New rules on online transactions were unveiled Monday at China's annual Consumer Rights Day TV show, as the country moves to tighten rules on internet-based deals and ensure fair competition in online commerce.
The oversight and management regulations of online transactions, formulated by the State Administration for Marketing Regulation (SAMR), were officially introduced at the evening gala aired by the state broadcaster on the World Consumer Rights Day that was celebrated on Monday this year.
The new rules, scheduled to be implemented on May 1, aim to urge operators of online sales to act in compliance with laws and regulations, protect the legitimate rights and interests of online consumers and foster the continued healthy development of the country's digital economy, the SAMR said in a statement on its website.
According to the National Bureau of Statistics, online sales of physical goods reached 9.76 trillion yuan ($1.5 trillion) in 2020, accounting for 24.9 percent of China's total retail sales.
The new regulations clarify what kind of entities would apply for two types of businesses that are exempt from a documentation process under the e-commerce law, the SAMR explained.
Vendors with a annual transaction volume of less than 100,000 yuan can skip the documentation, while online laundry, housecleaning, barber, tailor, pump and appliance repair services can be defined as convenience service provider.

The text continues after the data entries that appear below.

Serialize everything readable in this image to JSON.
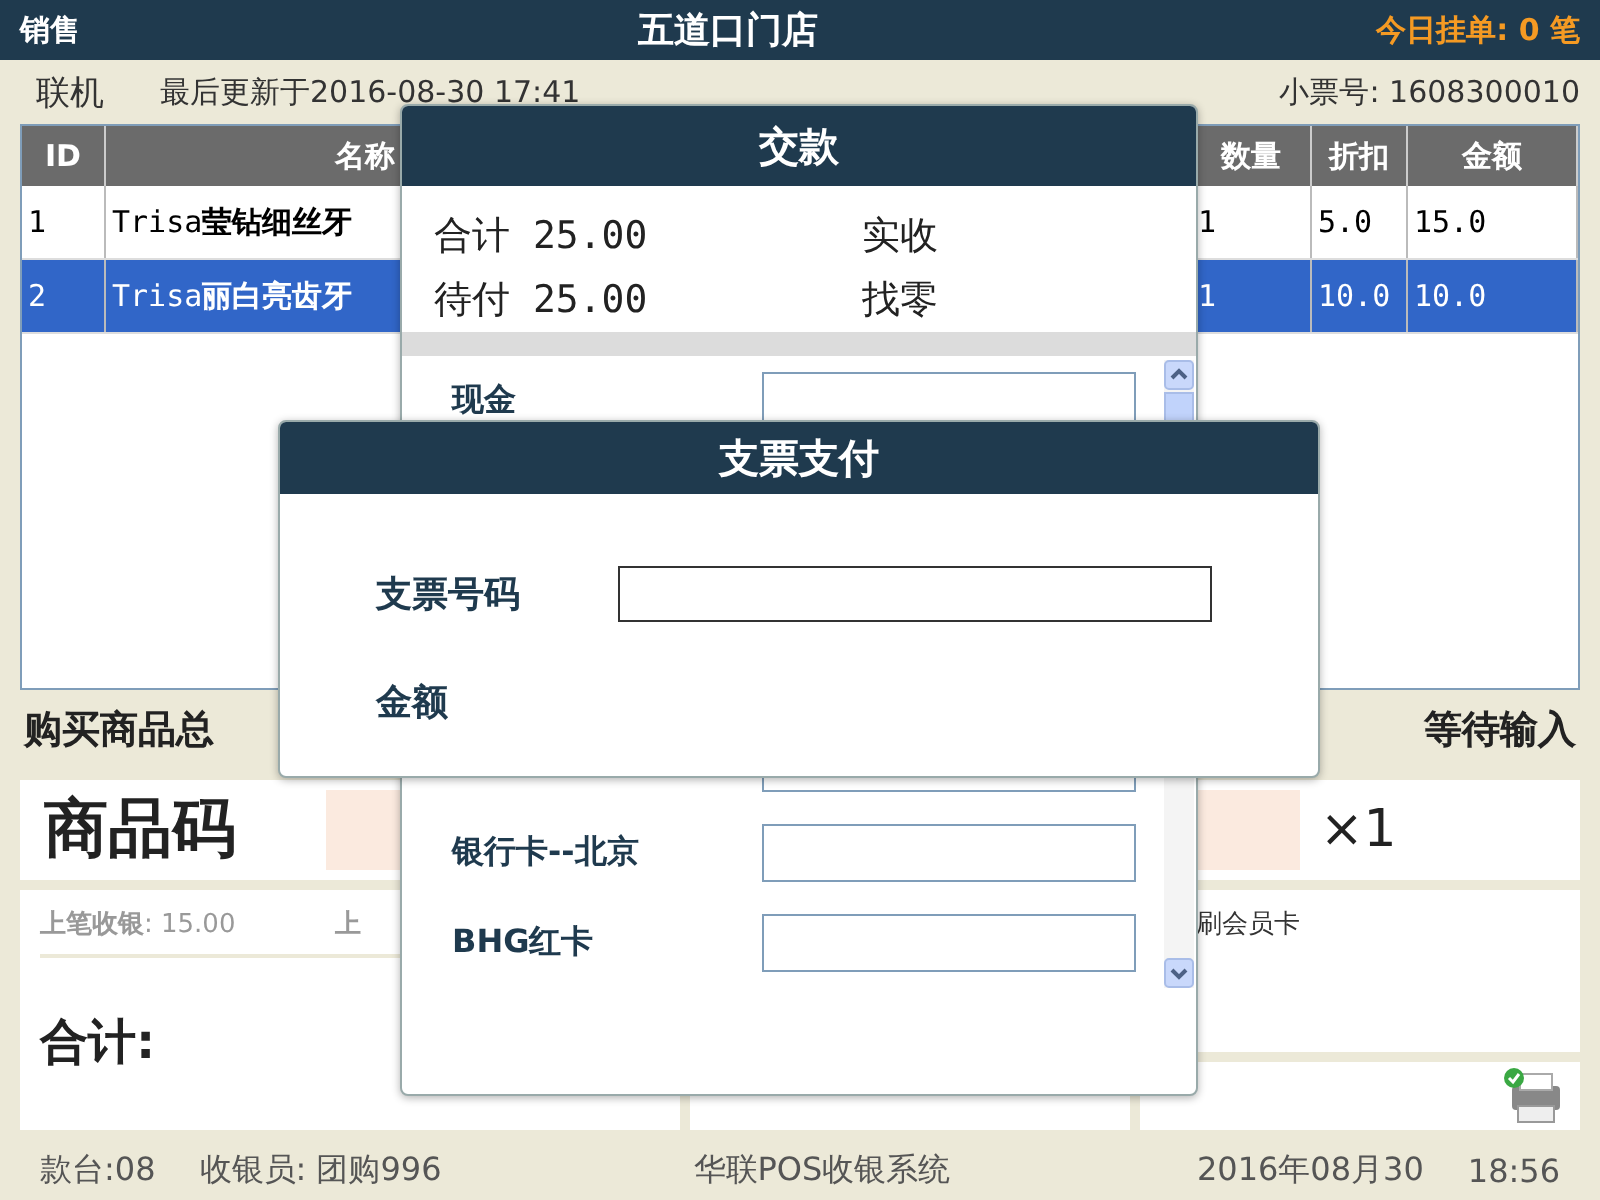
{
  "top_bar": {
    "mode": "销售",
    "store": "五道口门店",
    "pending": "今日挂单: 0 笔"
  },
  "info_bar": {
    "status": "联机",
    "last_update": "最后更新于2016-08-30 17:41",
    "receipt": "小票号: 1608300010"
  },
  "table": {
    "columns": [
      "ID",
      "名称",
      "数量",
      "折扣",
      "金额"
    ],
    "rows": [
      {
        "cells": [
          "1",
          "Trisa**莹钻细丝牙**",
          "1",
          "5.0",
          "15.0"
        ],
        "selected": false
      },
      {
        "cells": [
          "2",
          "Trisa**丽白亮齿牙**",
          "1",
          "10.0",
          "10.0"
        ],
        "selected": true
      }
    ]
  },
  "summary": {
    "label": "购买商品总",
    "status": "等待输入"
  },
  "code_entry": {
    "label": "商品码",
    "quantity": "×1"
  },
  "last_sale": {
    "label": "上笔收银",
    "value": ": 15.00",
    "next_label": "上"
  },
  "total_label": "合计:",
  "member_hint": "刷会员卡",
  "footer": {
    "counter": "款台:08",
    "cashier": "收银员: 团购996",
    "system": "华联POS收银系统",
    "date": "2016年08月30",
    "time": "18:56"
  },
  "payment_dialog": {
    "title": "交款",
    "total": "合计 25.00",
    "received": "实收",
    "due": "待付 25.00",
    "change": "找零",
    "methods": [
      {
        "kind": "labeled",
        "label": "现金"
      },
      {
        "kind": "field_only"
      },
      {
        "kind": "labeled",
        "label": "银行卡--北京"
      },
      {
        "kind": "labeled",
        "label": "BHG红卡"
      }
    ]
  },
  "cheque_dialog": {
    "title": "支票支付",
    "fields": [
      {
        "kind": "input",
        "label": "支票号码"
      },
      {
        "kind": "label_only",
        "label": "金额"
      }
    ]
  }
}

The new rules clarify the roles, responsibilities and obligations for parties involved in livestreaming e-commerce, a major source of consumer complaints in the past year. The new regulation would request livestreaming platforms to store the livestreaming sales event at a server for at least three years. Operators of e-commerce platforms will be held more accountable and spurred to enhance internal management.

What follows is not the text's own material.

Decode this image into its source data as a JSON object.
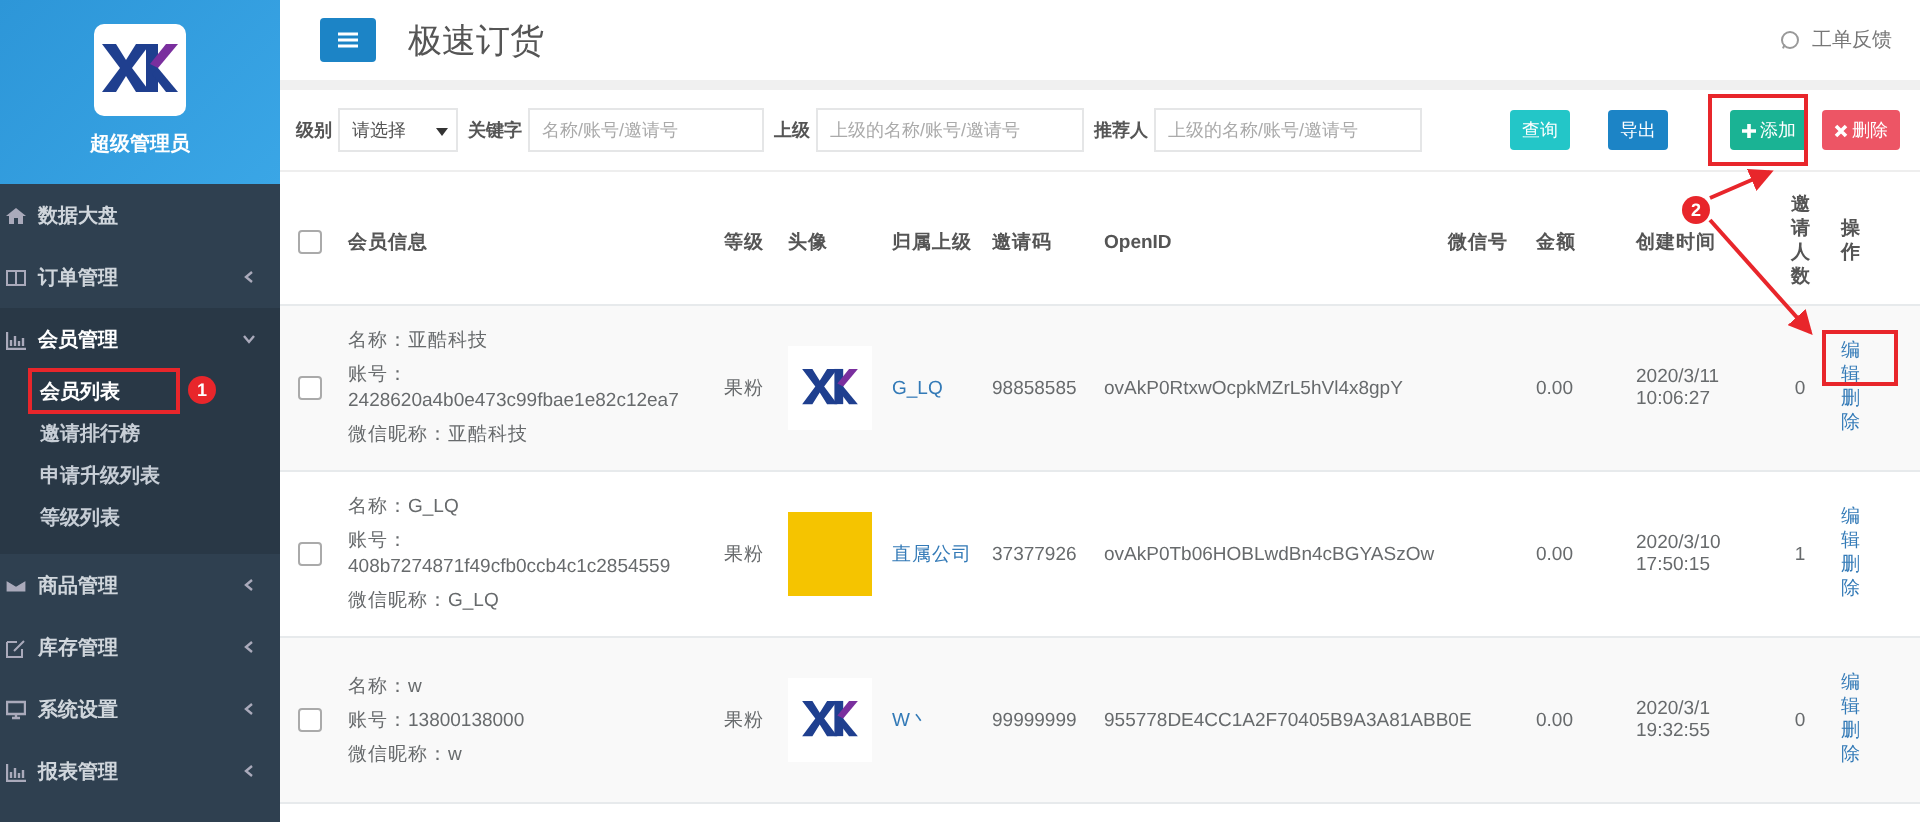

The new rules also prohibit unfair competition, including fake deals, misleading promotions and fake online traffic, among others.
Li Junhui, a professor at the China University of Political Science and Law, told the Global Times on Monday that the new rule announcement is a clear sign that the regulators will strengthen oversight of online transactions, given its rising importance to the Chinese economy, to better protect its consumers and maintain order in the market.
The issue with the forced decision to choose one out of two platforms to control businesses' operational activities also got a special mention in the new rules, which stipulate that the platforms cannot ban or limit the choices of online businesses between multiple platforms, including pulling items from the shelves, blocking stores and raising service fees, or make use of improper means to coerce businesses to only operate in certain platforms.
Also, the SAMR will create a responsibility list this year and ramp up the creation of a national online trading supervision platform, Xinhua News Agency reported on Monday.
The market regulator said consumer complaints have been surging while livestreaming has become a new breakthrough for e-commerce platforms to boost their sales.
The 12315 platform, a hot line telephone number in China that helps consumers with problems with products or services, has received a total of 25,500 complaints specifically linked to livestream sales in 2020, a year-on-year increase of around 357 percent, according to SAMR statistics.